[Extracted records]
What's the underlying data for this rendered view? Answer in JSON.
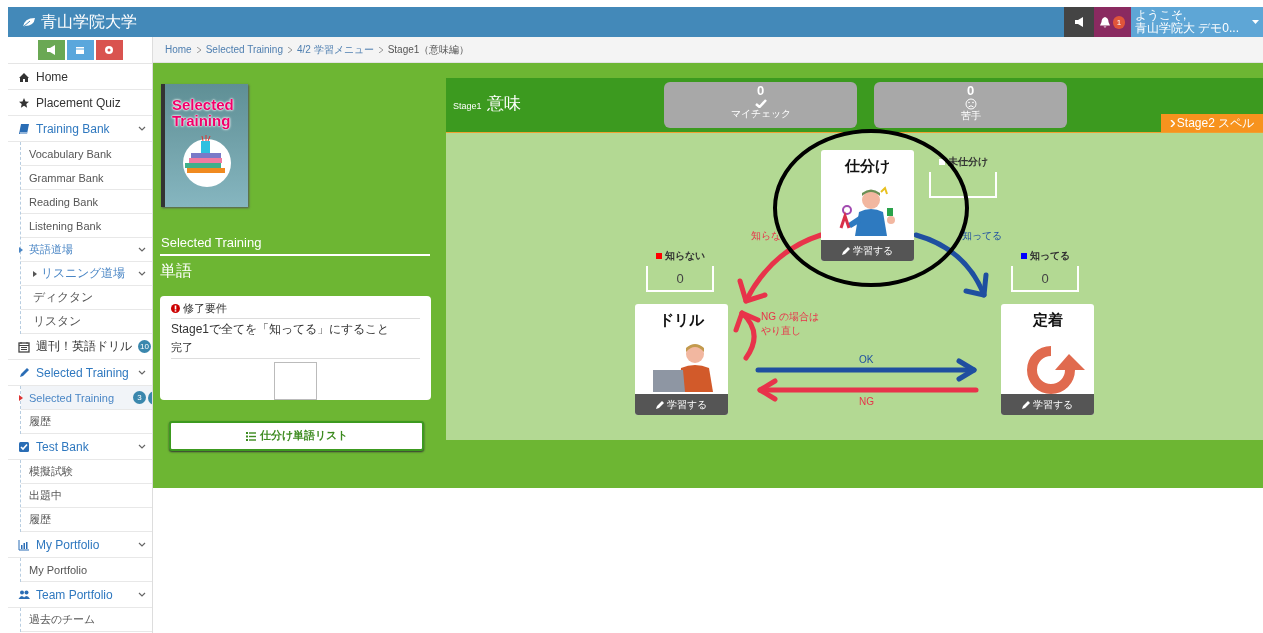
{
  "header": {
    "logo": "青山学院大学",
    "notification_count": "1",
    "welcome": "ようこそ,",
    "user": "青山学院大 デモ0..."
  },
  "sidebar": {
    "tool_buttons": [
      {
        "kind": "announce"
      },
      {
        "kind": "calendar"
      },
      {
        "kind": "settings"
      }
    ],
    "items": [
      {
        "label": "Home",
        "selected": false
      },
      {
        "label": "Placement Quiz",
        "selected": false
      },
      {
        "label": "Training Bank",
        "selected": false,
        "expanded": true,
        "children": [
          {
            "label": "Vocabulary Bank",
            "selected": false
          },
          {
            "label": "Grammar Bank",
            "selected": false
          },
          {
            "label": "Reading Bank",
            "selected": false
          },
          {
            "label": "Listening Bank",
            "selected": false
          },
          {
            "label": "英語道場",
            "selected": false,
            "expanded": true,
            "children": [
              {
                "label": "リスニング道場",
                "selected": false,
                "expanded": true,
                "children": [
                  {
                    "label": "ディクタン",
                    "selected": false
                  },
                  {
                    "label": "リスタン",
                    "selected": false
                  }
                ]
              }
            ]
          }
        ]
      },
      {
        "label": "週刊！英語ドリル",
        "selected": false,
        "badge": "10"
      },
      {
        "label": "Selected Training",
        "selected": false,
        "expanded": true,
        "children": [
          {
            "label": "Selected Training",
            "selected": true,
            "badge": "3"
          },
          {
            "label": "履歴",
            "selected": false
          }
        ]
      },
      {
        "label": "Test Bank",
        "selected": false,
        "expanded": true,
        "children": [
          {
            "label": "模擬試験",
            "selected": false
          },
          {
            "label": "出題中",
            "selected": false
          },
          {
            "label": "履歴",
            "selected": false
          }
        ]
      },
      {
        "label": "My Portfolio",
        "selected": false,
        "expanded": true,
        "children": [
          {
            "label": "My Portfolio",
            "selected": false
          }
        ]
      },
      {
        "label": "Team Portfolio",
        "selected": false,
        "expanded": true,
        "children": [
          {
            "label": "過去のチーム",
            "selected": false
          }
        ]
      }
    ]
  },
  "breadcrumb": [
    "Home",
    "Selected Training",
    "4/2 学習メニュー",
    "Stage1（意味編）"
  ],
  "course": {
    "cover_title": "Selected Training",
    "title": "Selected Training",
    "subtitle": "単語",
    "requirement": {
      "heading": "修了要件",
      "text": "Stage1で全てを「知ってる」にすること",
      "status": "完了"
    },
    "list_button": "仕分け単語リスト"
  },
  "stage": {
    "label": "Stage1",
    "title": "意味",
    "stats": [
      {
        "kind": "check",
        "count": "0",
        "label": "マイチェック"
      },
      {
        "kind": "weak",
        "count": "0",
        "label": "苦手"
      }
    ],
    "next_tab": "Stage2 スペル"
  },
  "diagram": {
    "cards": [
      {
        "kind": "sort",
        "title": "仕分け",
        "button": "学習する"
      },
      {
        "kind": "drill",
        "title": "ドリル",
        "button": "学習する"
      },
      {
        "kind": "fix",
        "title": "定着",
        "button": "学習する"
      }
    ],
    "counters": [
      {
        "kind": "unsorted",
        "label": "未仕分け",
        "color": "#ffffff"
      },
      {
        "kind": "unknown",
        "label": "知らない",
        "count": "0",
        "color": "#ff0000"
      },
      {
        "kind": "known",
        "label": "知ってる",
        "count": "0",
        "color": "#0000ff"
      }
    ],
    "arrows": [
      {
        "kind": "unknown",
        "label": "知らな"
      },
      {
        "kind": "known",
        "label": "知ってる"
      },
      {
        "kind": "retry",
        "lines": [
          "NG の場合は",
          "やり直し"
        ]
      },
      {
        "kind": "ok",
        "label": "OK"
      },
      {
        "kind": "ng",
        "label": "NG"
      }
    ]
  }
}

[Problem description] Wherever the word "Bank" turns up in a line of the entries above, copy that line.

[Response area]
        "label": "Training Bank",
            "label": "Vocabulary Bank",
            "label": "Grammar Bank",
            "label": "Reading Bank",
            "label": "Listening Bank",
        "label": "Test Bank",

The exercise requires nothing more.